Allocosa funerea wolf spider attempting to balloon. After much trying it is finally successful but not before one of its lines is caught by a daisy and the spider climbs up the line to the daisy to continue trying from greater height. Thanks to Richard Bradley for the identification.
I had known about ballooning for some time but never seen it before. I was surprised that such a large spider could accomplish it. Some caterpillars can also balloon.
How the spider initiates a silk line is still not well understood. Here is a short description by entomologist Dr Richard Alan Bradley:
“The prevailing view for a mechanism is that the silk is so extremely fine and light weight (ballooning strands are among the very finest of a class of very fine strands) that the actual air movement carries the silk away and “tugs” it from the open spigot as a continuous fiber (s). Initiation is where the idea of the spider spreading its spinnerets or using a leg might be involved on occasion, but once there is a strand, the thinking is that it is being played out by the pull of air movement and friction. Presumably when there is enough of a pull the spider releases its grip on the substrate and is airborne. Remaining questions are many, for example does silk continue to play out as the spider “flies” (I like kiting as an analogy rather than ballooning)“.

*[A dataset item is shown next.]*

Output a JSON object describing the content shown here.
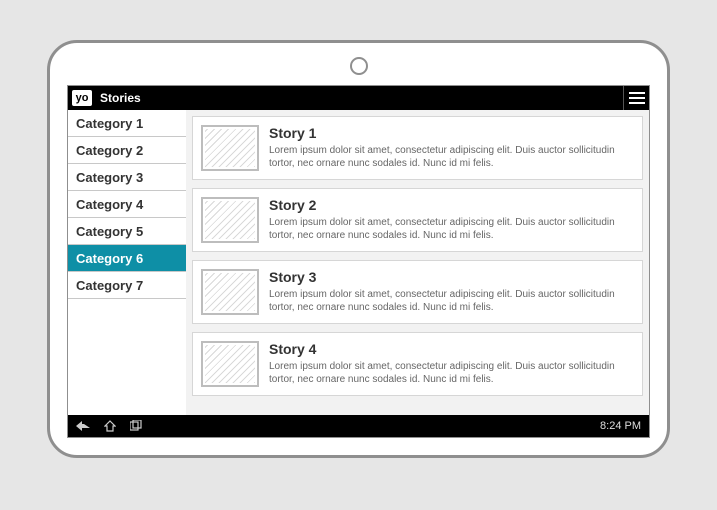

If you would like more detail about ballooning see these papers by William G. Eberhart. The first one describes what is known of spider ballooning and the second relates a personal observation of ballooning:
I found this subject be seeing it first through the camcorder viewfinder while videoing the inchworm on the same daisy.